**Work request**
The answer must consist of the records below, repeated exactly.

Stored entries
Start of Block

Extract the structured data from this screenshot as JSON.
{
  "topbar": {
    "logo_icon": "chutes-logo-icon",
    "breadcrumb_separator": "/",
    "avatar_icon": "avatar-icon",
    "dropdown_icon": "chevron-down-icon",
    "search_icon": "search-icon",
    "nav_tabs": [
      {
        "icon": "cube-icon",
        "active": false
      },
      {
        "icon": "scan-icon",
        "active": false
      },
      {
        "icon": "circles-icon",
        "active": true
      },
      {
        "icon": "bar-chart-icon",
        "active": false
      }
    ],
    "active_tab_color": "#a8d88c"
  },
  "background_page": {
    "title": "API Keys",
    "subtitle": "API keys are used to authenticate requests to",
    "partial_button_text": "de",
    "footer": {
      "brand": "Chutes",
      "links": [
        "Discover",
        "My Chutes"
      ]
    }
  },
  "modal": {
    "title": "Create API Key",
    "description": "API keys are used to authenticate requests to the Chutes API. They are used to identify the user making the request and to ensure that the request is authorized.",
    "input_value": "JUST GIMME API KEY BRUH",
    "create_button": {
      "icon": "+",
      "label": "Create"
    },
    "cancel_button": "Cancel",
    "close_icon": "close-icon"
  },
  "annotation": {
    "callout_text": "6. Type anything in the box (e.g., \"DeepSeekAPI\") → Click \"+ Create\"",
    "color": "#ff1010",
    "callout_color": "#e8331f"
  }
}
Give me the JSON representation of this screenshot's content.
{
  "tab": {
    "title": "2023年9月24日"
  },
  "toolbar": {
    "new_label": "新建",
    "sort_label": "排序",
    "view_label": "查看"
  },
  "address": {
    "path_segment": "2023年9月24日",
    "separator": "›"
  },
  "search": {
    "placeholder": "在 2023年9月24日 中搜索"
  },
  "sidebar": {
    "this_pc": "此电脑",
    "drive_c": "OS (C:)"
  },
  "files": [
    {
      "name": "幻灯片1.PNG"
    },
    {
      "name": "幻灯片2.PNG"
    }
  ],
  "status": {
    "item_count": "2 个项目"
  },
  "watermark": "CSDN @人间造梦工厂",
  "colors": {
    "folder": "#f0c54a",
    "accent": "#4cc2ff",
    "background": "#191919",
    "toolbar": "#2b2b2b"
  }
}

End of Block

**Result for this task**
Extract the structured data from this screenshot as JSON.
{
  "topbar": {
    "logo_icon": "chutes-logo-icon",
    "breadcrumb_separator": "/",
    "avatar_icon": "avatar-icon",
    "dropdown_icon": "chevron-down-icon",
    "search_icon": "search-icon",
    "nav_tabs": [
      {
        "icon": "cube-icon",
        "active": false
      },
      {
        "icon": "scan-icon",
        "active": false
      },
      {
        "icon": "circles-icon",
        "active": true
      },
      {
        "icon": "bar-chart-icon",
        "active": false
      }
    ],
    "active_tab_color": "#a8d88c"
  },
  "background_page": {
    "title": "API Keys",
    "subtitle": "API keys are used to authenticate requests to",
    "partial_button_text": "de",
    "footer": {
      "brand": "Chutes",
      "links": [
        "Discover",
        "My Chutes"
      ]
    }
  },
  "modal": {
    "title": "Create API Key",
    "description": "API keys are used to authenticate requests to the Chutes API. They are used to identify the user making the request and to ensure that the request is authorized.",
    "input_value": "JUST GIMME API KEY BRUH",
    "create_button": {
      "icon": "+",
      "label": "Create"
    },
    "cancel_button": "Cancel",
    "close_icon": "close-icon"
  },
  "annotation": {
    "callout_text": "6. Type anything in the box (e.g., \"DeepSeekAPI\") → Click \"+ Create\"",
    "color": "#ff1010",
    "callout_color": "#e8331f"
  }
}
Give me the JSON representation of this screenshot's content.
{
  "tab": {
    "title": "2023年9月24日"
  },
  "toolbar": {
    "new_label": "新建",
    "sort_label": "排序",
    "view_label": "查看"
  },
  "address": {
    "path_segment": "2023年9月24日",
    "separator": "›"
  },
  "search": {
    "placeholder": "在 2023年9月24日 中搜索"
  },
  "sidebar": {
    "this_pc": "此电脑",
    "drive_c": "OS (C:)"
  },
  "files": [
    {
      "name": "幻灯片1.PNG"
    },
    {
      "name": "幻灯片2.PNG"
    }
  ],
  "status": {
    "item_count": "2 个项目"
  },
  "watermark": "CSDN @人间造梦工厂",
  "colors": {
    "folder": "#f0c54a",
    "accent": "#4cc2ff",
    "background": "#191919",
    "toolbar": "#2b2b2b"
  }
}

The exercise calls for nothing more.